▶ Source information
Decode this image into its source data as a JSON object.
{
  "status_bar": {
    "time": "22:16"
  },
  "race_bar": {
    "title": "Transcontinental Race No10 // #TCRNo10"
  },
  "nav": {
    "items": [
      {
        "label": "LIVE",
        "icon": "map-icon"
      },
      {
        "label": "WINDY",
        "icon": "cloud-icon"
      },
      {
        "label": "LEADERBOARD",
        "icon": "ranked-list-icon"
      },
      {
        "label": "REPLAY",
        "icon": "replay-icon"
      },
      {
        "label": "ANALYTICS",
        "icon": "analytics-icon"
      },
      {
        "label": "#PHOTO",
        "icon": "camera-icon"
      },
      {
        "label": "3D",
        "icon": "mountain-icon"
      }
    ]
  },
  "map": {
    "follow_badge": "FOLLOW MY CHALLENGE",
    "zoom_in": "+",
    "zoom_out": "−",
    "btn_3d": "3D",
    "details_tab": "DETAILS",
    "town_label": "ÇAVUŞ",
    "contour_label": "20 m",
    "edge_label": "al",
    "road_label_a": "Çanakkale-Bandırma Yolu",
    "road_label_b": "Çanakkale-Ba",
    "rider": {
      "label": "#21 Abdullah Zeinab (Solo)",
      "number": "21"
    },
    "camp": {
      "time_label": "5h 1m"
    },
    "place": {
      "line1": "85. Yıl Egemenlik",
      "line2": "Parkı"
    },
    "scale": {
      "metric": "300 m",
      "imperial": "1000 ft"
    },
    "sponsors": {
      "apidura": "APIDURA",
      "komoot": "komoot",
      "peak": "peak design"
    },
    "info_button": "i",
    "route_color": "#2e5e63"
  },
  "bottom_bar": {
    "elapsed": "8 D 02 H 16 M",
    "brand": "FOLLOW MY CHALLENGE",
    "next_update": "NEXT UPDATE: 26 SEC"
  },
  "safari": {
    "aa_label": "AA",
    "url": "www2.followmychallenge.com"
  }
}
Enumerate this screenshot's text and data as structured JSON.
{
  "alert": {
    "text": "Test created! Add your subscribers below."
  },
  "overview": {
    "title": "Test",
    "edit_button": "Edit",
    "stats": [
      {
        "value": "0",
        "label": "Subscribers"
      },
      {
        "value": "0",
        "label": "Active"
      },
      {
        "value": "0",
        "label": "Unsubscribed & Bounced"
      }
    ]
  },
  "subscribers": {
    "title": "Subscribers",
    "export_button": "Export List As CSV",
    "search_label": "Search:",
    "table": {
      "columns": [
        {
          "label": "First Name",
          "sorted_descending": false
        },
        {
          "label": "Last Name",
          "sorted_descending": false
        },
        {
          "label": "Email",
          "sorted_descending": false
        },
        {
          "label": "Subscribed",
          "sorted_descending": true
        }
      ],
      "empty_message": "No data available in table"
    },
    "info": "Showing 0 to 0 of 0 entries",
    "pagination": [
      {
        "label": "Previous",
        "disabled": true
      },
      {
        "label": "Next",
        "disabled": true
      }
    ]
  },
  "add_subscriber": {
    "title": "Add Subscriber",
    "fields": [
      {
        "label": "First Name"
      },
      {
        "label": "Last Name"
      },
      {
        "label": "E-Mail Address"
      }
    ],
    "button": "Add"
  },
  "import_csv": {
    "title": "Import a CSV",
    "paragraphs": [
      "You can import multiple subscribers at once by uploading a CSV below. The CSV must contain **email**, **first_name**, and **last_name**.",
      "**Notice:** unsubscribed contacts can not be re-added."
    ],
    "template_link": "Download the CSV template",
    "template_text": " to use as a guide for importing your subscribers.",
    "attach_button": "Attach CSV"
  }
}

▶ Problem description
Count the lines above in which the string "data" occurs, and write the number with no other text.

▶ Completed exercise
3